▸ What you should do
An identical copy of the records below is the expected result.

- - - - -

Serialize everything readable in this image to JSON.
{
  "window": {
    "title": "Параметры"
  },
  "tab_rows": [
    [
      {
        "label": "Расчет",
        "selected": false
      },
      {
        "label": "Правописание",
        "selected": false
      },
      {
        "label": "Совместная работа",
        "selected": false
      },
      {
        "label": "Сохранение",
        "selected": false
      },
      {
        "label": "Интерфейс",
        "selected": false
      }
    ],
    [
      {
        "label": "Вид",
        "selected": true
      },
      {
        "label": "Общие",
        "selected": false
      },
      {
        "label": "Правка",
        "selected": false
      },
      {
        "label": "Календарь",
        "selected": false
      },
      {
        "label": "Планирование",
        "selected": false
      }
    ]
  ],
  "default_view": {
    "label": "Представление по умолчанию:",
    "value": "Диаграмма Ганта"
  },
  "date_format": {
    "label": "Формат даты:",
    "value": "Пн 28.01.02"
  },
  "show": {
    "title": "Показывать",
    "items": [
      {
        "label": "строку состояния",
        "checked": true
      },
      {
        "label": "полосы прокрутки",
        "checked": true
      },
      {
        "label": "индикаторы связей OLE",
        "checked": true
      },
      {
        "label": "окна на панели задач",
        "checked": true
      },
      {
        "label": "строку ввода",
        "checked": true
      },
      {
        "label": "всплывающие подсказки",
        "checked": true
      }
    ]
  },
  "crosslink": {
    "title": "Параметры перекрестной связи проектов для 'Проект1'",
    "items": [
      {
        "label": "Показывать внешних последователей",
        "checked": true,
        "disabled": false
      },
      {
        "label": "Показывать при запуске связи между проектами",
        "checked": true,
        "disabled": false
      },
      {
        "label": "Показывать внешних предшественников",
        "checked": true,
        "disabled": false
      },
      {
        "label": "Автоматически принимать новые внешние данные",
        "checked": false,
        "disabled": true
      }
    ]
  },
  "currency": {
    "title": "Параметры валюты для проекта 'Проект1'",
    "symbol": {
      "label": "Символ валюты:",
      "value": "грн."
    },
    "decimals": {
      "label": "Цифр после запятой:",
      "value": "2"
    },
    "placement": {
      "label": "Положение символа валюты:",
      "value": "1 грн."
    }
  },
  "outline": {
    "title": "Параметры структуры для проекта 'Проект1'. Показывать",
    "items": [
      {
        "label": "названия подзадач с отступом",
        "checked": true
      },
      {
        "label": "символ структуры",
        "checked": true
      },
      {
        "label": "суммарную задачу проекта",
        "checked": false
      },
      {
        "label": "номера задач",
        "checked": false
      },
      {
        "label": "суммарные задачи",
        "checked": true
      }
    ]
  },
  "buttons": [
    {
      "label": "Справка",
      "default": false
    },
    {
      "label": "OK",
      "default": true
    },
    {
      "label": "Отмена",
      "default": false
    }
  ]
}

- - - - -

▸ Output
Serialize everything readable in this image to JSON.
{
  "window": {
    "title": "Параметры"
  },
  "tab_rows": [
    [
      {
        "label": "Расчет",
        "selected": false
      },
      {
        "label": "Правописание",
        "selected": false
      },
      {
        "label": "Совместная работа",
        "selected": false
      },
      {
        "label": "Сохранение",
        "selected": false
      },
      {
        "label": "Интерфейс",
        "selected": false
      }
    ],
    [
      {
        "label": "Вид",
        "selected": true
      },
      {
        "label": "Общие",
        "selected": false
      },
      {
        "label": "Правка",
        "selected": false
      },
      {
        "label": "Календарь",
        "selected": false
      },
      {
        "label": "Планирование",
        "selected": false
      }
    ]
  ],
  "default_view": {
    "label": "Представление по умолчанию:",
    "value": "Диаграмма Ганта"
  },
  "date_format": {
    "label": "Формат даты:",
    "value": "Пн 28.01.02"
  },
  "show": {
    "title": "Показывать",
    "items": [
      {
        "label": "строку состояния",
        "checked": true
      },
      {
        "label": "полосы прокрутки",
        "checked": true
      },
      {
        "label": "индикаторы связей OLE",
        "checked": true
      },
      {
        "label": "окна на панели задач",
        "checked": true
      },
      {
        "label": "строку ввода",
        "checked": true
      },
      {
        "label": "всплывающие подсказки",
        "checked": true
      }
    ]
  },
  "crosslink": {
    "title": "Параметры перекрестной связи проектов для 'Проект1'",
    "items": [
      {
        "label": "Показывать внешних последователей",
        "checked": true,
        "disabled": false
      },
      {
        "label": "Показывать при запуске связи между проектами",
        "checked": true,
        "disabled": false
      },
      {
        "label": "Показывать внешних предшественников",
        "checked": true,
        "disabled": false
      },
      {
        "label": "Автоматически принимать новые внешние данные",
        "checked": false,
        "disabled": true
      }
    ]
  },
  "currency": {
    "title": "Параметры валюты для проекта 'Проект1'",
    "symbol": {
      "label": "Символ валюты:",
      "value": "грн."
    },
    "decimals": {
      "label": "Цифр после запятой:",
      "value": "2"
    },
    "placement": {
      "label": "Положение символа валюты:",
      "value": "1 грн."
    }
  },
  "outline": {
    "title": "Параметры структуры для проекта 'Проект1'. Показывать",
    "items": [
      {
        "label": "названия подзадач с отступом",
        "checked": true
      },
      {
        "label": "символ структуры",
        "checked": true
      },
      {
        "label": "суммарную задачу проекта",
        "checked": false
      },
      {
        "label": "номера задач",
        "checked": false
      },
      {
        "label": "суммарные задачи",
        "checked": true
      }
    ]
  },
  "buttons": [
    {
      "label": "Справка",
      "default": false
    },
    {
      "label": "OK",
      "default": true
    },
    {
      "label": "Отмена",
      "default": false
    }
  ]
}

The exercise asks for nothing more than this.